Flipping homes, whether it’s for wholesale or retail, is a fast way to make a larger sum of money at one time, rather than smaller monthly cash flows. Many investors prefer flipping homes to long term buy and hold because they don’t like dealing with tenants. Other investors flip properties that won’t fit into their long term portfolios. Whatever your reasons, flipping homes is a great way to put cash in your pocket.
Flipping Homes For The Wholesale Market
Wholesaling, by its nature, is flipping homes. A wholesaler finds a property and ties it up by putting it under contract and then “flips” or assigns his contract to another investor. This is one of the fastest ways to make money in real estate. Once you know your market and have scoped out good territories to work in, you can start a pipeline of properties that fit wholesaling parameters.
How do you determine those parameters? First, you need to know the price that a house will retail for. You want to work your figures using the low end of the retail sales price. Most of your buyers will be buy fix and flip investors who want to sell their properties as quickly as possible. Asking “retail retail” for a house slows down the sales process. Flip investors like to get in and out of properties quickly and if they can put a fair to low retail price on a property, they can turn it faster and get on to the next house.
The second thing you need to know is how to estimate fix up costs. Investors will do their own due diligence, of course, but you need to be able to walk through a property and judge what work needs to be done. With that in mind, talk to people and find out what a new roof costs in your area. Walk the aisles of Home Depot and local appliance stores so you have an idea of current prices. You don’t need to know down to the penny what repairs will cost, but you will need to be able to give a solid ball park estimate.

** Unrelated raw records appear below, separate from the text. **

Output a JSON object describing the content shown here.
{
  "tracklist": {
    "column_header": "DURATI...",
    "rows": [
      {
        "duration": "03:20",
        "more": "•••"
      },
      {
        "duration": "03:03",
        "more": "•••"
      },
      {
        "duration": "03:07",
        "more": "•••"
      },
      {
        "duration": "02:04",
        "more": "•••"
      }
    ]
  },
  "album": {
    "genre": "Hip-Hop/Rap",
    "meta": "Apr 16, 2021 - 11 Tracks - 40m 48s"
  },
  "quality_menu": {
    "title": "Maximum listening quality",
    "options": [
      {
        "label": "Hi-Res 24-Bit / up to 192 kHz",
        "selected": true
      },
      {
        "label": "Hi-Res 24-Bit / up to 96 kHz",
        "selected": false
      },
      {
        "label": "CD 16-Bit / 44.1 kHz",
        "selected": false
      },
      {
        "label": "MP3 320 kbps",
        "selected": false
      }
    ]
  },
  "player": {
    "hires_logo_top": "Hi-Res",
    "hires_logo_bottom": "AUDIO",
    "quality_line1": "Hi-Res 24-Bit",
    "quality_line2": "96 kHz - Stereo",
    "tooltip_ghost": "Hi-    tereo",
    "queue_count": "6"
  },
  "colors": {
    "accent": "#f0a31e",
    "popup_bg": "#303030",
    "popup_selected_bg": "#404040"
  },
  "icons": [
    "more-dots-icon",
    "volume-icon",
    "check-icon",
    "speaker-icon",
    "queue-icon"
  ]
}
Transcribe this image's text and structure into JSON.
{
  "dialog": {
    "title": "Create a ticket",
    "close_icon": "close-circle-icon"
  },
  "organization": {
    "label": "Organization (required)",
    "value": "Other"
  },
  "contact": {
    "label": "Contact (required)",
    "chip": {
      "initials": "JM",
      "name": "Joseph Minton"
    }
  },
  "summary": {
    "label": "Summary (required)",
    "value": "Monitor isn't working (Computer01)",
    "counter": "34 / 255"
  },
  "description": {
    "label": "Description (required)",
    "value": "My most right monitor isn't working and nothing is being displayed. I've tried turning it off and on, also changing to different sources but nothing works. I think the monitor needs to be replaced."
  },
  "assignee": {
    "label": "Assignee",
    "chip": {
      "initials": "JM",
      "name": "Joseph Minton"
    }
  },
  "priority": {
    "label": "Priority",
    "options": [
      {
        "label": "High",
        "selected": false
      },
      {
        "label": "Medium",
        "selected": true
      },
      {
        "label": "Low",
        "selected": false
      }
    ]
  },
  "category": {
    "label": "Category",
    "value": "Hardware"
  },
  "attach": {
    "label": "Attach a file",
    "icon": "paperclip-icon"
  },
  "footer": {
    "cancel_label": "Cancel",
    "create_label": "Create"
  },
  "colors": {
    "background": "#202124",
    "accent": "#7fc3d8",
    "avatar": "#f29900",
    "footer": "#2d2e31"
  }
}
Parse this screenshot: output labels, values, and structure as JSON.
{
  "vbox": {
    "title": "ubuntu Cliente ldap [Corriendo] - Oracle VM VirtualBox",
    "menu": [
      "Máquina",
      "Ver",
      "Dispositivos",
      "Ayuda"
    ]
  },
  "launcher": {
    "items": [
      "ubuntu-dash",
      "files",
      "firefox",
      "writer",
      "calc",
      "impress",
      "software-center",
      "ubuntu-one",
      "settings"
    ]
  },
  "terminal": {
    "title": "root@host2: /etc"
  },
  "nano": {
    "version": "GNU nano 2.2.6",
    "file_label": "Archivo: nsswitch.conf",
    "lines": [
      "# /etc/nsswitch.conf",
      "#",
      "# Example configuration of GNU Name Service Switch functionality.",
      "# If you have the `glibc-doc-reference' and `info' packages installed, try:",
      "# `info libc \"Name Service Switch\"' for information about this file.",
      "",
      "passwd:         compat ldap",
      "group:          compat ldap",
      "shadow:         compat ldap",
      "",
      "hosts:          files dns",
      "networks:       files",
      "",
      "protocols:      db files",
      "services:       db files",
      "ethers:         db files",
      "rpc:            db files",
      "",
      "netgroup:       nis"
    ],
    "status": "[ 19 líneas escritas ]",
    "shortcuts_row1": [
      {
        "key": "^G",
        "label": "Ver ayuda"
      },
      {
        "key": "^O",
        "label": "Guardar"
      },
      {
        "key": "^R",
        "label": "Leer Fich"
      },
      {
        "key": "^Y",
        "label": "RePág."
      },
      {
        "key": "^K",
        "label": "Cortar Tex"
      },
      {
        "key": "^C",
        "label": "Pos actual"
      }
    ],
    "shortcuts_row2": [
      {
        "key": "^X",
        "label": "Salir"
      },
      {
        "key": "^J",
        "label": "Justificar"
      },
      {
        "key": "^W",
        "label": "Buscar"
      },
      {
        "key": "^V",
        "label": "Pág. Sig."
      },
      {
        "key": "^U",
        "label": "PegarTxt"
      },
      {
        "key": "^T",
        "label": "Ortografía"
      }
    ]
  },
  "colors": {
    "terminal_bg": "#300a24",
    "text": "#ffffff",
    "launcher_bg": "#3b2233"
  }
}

Next, talk to investors about how much they like to make on a property they rehab and sell. You need to make sure there’s enough money in the deal for the investor to make his profit.
From there, take the retail price, subtract the repair costs, closing costs on both ends, the investor’s profit and your assignment fee. That will give you the maximum amount that you can pay for a property. You want to start negotiating at a price substantially below that number.
Flipping Homes for the Retail Market
All that homework you just did for wholesaling properties comes into play here, too. The difference is that you are now in the investor’s seat so you don’t need to work in your assignment fee.
One of the most overlooked costs when you are figuring what to pay for a property is holding costs. When you are flipping homes for the retail market, you want to factor in a minimum of three months of holding costs and, if sales are slow in your area, at least six months. If you sell the property sooner, that’s more profit in your pocket.
Flipping homes for the retail market gives you a broader base of buyers than wholesaling but they are, for the most part, one-time buyers. When you are wholesaling, you may be working with investors who buy anywhere from one or two houses a year or one or two houses a month. Retail buyers tend to stay in their homes an average of five years, so the repeat business isn’t there for you. However, those buyers can be a great referral source for you.
Restrictions On Flipping Homes
You may have heard that there restrictions on how quickly you can re-sell a property. If you are wholesaling properties, this isn’t really a problem because most of the time you will be assigning your contract rather than closing on a property and then turning around and selling it to an investor. However, it can come into play on the retail side. Some lenders are adding clauses to their deeds that say you agree not to re-sell a property for anywhere from 30 days to 6 months. You have the right to review the documents 72 hours before the closing. Look over your paperwork carefully. If you find a restriction is in the deed, contact the title company and lender and have them take that clause out.
FHA had restrictions on how quickly an investor could re-sell a property but they have waived those restrictions on a regular basis. They understand that it is better to get a property sold, even if the next guy is going to make a profit. Banks are a little slower to learn this.
Whether you are wholesaling or retailing, flipping houses to quickly generate an income is still a viable method of creating a very comfortable income in a short period of time.